AIM OF THE TASK:
Copy out all the lines in the records that include the word "icon".

===== PROVIDED DATA =====

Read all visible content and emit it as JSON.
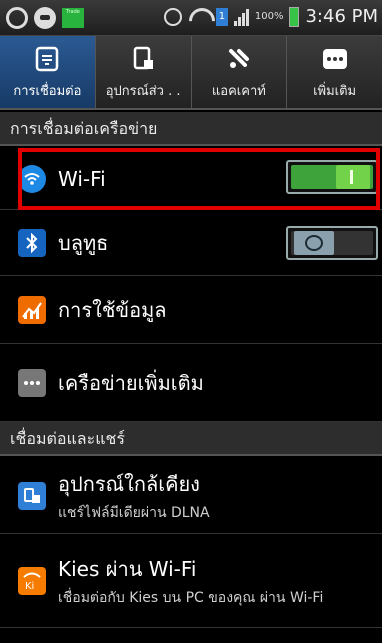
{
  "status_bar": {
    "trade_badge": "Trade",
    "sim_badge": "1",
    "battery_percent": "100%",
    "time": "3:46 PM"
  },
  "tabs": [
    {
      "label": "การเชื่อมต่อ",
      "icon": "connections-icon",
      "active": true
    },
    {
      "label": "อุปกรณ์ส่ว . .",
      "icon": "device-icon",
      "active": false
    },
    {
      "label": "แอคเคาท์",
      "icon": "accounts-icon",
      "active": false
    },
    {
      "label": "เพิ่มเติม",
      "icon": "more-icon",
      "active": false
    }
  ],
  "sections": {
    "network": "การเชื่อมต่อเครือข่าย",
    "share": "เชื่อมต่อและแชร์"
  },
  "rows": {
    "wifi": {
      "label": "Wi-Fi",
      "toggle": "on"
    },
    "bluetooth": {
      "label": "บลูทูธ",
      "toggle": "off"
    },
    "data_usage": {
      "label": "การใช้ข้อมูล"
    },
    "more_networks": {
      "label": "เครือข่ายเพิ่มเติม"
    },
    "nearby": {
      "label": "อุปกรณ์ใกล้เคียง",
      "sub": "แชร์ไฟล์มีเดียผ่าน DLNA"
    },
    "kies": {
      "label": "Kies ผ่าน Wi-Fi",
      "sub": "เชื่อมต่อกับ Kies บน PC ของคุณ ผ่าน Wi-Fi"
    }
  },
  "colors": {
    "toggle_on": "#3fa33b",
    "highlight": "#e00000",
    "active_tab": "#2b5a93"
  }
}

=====

TASK SOLUTION:
      "icon": "connections-icon",
      "icon": "device-icon",
      "icon": "accounts-icon",
      "icon": "more-icon",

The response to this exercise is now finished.